# Assignment
Search the records below for the word "domain". Pull out each line that has it.

Interface dataset entries:

————

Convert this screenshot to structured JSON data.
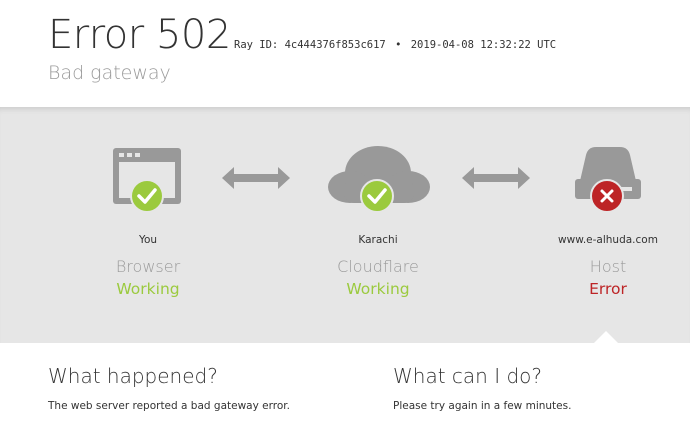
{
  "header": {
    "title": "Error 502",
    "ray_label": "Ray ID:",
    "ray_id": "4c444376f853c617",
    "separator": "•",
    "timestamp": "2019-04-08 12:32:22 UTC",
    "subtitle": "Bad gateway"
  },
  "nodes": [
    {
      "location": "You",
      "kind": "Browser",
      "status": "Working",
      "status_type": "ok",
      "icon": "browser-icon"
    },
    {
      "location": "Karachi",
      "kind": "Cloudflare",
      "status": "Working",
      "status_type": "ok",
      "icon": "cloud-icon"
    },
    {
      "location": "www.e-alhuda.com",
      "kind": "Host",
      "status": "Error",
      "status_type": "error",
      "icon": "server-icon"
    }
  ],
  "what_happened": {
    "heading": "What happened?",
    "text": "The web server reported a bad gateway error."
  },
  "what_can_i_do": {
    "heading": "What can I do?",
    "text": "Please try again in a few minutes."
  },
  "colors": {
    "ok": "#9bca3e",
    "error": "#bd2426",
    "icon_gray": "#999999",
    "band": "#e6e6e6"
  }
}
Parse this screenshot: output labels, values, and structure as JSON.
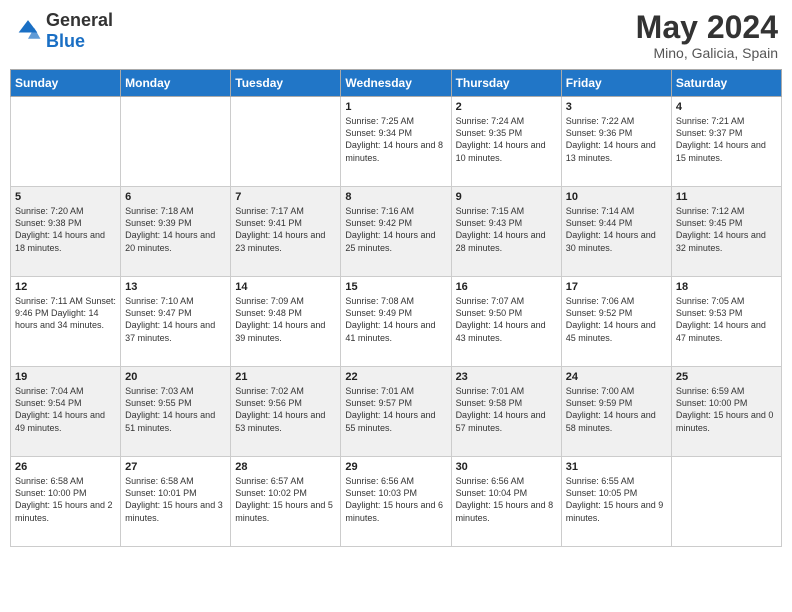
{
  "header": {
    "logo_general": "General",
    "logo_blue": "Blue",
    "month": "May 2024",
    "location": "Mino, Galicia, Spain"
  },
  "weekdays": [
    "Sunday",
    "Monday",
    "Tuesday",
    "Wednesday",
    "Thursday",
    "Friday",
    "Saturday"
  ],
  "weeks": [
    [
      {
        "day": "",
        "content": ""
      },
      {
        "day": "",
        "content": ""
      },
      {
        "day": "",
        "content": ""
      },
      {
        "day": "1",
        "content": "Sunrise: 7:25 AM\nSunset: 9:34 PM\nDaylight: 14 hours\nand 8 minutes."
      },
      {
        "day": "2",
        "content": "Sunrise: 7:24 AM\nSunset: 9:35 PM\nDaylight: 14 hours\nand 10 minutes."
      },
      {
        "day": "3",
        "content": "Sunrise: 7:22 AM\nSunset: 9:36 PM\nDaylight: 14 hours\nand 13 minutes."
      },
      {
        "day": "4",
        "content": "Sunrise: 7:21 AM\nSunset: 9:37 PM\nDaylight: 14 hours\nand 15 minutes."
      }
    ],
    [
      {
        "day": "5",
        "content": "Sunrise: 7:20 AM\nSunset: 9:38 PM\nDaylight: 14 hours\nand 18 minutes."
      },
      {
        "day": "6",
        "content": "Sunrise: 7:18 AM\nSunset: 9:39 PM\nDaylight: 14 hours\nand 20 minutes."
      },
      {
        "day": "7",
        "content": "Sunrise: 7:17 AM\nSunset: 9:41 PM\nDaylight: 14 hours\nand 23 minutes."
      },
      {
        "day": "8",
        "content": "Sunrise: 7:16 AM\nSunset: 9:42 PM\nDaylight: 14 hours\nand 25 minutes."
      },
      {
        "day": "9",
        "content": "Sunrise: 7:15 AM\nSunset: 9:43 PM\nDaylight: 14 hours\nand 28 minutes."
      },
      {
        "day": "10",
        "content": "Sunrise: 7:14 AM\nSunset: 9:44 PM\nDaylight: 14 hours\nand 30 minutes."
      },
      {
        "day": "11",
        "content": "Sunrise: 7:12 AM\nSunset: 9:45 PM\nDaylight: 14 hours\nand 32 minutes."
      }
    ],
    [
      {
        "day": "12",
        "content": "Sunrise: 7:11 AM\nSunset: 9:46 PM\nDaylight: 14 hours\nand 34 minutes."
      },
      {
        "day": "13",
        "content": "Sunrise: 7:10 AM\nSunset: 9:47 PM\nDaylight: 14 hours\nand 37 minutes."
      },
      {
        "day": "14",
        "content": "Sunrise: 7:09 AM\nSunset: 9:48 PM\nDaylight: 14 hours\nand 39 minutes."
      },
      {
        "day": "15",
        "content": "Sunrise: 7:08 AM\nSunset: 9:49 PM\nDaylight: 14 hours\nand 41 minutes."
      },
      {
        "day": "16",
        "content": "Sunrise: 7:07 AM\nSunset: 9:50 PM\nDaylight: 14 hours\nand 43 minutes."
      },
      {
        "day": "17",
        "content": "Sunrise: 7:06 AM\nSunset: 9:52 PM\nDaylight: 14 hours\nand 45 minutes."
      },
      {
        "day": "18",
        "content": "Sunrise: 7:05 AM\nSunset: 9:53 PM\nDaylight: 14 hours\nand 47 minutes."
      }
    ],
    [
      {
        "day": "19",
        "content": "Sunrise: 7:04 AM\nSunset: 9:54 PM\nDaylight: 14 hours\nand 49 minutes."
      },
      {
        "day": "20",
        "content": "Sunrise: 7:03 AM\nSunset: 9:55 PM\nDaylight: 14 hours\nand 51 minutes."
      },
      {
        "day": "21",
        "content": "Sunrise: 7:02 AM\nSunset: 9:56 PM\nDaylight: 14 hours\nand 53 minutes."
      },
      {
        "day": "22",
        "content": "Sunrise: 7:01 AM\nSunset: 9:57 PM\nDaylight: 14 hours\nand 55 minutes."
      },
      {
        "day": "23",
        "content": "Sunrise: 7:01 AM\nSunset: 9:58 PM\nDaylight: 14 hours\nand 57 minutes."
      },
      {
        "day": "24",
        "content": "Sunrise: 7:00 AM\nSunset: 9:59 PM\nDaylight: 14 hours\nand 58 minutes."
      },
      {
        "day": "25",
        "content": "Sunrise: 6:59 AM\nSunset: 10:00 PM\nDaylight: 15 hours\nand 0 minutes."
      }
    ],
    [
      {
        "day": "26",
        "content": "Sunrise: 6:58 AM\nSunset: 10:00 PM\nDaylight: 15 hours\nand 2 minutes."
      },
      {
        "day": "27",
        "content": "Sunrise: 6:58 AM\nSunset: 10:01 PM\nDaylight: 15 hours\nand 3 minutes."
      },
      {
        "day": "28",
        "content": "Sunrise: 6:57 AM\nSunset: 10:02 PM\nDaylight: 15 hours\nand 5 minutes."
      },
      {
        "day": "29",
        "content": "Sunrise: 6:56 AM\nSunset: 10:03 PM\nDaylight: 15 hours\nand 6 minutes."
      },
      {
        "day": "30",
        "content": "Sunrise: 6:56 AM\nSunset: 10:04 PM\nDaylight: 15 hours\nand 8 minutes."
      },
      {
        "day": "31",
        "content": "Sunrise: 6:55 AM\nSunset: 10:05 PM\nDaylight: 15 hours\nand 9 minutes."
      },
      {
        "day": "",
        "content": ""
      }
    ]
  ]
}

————

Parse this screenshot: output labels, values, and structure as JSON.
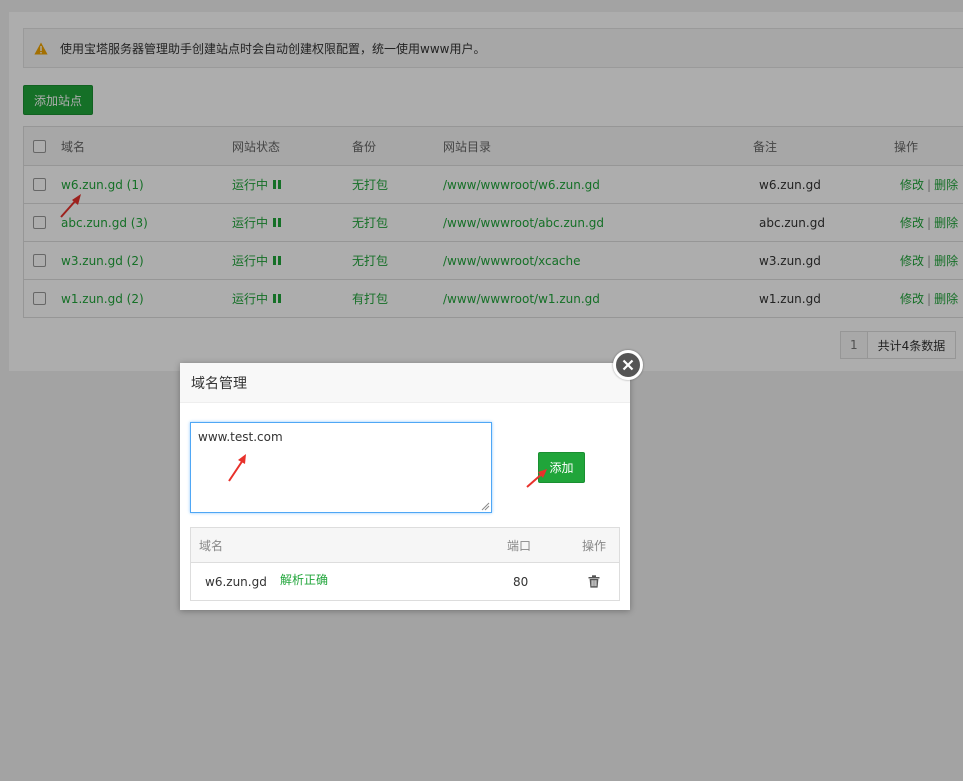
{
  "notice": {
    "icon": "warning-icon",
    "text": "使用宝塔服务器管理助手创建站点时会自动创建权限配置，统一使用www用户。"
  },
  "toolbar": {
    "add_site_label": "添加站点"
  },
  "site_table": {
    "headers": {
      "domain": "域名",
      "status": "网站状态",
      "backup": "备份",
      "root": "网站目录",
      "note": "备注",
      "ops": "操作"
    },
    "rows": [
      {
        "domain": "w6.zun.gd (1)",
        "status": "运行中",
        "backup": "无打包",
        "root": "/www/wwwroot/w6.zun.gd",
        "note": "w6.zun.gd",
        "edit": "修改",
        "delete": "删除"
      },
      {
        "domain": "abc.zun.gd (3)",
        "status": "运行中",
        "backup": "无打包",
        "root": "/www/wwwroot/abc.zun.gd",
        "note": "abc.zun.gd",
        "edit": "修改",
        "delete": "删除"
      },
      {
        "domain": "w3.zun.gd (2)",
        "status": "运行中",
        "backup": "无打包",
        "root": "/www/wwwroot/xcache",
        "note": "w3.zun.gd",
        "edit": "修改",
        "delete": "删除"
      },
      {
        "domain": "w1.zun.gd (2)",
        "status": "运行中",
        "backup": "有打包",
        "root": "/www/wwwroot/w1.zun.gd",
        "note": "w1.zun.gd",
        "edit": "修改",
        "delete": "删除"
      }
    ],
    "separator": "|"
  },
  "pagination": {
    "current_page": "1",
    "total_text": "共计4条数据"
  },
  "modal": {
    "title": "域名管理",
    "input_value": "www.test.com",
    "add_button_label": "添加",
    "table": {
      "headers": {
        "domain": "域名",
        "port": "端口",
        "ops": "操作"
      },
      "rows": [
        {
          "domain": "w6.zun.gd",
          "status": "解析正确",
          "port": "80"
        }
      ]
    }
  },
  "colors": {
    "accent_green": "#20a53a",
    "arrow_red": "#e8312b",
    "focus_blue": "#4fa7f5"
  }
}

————

# Answer to the exercise
      "domain": "域名",
        "domain": "w6.zun.gd (1)",
        "domain": "abc.zun.gd (3)",
        "domain": "w3.zun.gd (2)",
        "domain": "w1.zun.gd (2)",
        "domain": "域名",
          "domain": "w6.zun.gd",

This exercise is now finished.